### WORK TASK
Please copy each line of the listing below in which the word "productivity" appears.

### SOURCE MATERIAL
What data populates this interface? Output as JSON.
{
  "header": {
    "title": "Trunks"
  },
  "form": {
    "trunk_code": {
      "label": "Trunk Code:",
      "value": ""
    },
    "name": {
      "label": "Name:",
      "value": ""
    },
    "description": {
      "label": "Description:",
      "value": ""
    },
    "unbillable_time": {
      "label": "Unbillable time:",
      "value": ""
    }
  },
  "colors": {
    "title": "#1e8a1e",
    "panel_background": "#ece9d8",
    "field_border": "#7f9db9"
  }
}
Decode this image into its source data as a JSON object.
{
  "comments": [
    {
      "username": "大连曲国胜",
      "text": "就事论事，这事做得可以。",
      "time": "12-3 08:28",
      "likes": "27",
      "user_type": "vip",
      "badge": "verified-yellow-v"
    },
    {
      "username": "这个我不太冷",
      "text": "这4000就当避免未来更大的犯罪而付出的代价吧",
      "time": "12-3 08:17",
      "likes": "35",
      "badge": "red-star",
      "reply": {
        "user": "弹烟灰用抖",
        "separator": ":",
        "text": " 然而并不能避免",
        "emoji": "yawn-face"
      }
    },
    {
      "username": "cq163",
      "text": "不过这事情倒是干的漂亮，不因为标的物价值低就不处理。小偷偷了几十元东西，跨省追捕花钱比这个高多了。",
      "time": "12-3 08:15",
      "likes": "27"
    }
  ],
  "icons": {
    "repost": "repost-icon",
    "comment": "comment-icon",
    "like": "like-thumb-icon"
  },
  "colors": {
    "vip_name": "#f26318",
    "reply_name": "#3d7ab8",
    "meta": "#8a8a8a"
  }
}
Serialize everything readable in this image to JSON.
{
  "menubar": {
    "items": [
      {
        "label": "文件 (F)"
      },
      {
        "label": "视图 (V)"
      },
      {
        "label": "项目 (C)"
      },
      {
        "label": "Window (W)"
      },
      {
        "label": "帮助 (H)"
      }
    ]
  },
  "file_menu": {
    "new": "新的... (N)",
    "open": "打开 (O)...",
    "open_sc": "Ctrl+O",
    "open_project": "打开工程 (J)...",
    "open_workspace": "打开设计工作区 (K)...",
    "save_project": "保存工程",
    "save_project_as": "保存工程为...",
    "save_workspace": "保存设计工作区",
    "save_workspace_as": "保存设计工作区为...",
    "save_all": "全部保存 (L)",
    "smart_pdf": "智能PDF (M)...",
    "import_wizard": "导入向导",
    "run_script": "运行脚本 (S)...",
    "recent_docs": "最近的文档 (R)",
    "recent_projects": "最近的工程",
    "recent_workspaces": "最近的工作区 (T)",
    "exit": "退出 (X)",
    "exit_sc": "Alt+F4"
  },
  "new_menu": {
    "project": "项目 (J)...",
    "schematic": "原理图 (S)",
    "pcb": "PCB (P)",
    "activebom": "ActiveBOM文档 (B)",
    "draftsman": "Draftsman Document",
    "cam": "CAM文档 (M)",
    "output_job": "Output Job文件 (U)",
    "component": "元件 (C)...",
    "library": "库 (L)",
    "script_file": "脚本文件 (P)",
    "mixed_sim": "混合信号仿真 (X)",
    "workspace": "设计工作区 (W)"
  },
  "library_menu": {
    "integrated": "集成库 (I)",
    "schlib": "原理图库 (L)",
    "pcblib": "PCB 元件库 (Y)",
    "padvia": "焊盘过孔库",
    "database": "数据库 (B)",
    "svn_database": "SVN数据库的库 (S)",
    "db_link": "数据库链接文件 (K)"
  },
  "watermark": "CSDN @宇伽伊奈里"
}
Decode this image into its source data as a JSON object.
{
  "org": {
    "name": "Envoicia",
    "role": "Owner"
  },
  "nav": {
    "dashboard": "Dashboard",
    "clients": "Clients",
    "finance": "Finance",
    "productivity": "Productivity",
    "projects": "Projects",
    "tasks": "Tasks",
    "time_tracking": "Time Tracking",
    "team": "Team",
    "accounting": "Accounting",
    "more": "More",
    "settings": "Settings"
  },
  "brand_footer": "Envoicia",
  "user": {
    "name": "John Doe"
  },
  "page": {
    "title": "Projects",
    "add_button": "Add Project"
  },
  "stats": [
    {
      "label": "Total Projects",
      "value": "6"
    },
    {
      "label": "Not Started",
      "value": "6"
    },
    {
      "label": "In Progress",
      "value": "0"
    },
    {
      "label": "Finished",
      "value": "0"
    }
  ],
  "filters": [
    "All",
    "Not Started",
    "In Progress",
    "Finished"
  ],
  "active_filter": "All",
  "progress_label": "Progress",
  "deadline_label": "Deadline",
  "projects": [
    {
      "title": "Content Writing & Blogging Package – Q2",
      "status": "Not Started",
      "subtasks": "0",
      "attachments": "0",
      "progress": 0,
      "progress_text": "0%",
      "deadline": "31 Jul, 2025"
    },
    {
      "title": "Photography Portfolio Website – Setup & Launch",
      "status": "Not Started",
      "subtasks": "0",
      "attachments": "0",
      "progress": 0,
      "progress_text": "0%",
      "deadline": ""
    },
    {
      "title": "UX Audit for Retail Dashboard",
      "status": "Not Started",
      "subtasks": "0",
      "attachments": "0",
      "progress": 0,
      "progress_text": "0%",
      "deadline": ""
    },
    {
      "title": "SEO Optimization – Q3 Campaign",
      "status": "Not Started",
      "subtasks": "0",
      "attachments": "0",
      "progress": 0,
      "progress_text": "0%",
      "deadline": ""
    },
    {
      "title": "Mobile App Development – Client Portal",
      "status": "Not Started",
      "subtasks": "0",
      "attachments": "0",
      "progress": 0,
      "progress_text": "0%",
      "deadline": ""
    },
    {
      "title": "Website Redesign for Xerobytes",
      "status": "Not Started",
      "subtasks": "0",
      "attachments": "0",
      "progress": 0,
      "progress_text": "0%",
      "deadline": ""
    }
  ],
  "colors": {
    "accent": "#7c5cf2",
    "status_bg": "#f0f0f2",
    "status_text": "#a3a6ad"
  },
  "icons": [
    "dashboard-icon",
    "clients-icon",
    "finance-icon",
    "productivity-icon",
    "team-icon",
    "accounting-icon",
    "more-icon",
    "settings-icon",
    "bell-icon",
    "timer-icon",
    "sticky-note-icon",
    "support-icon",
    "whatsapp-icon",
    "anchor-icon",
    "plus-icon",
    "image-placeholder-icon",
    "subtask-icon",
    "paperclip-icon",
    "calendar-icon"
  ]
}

### RESPONSE TO THIS TASK
    "productivity": "Productivity",
    "productivity-icon",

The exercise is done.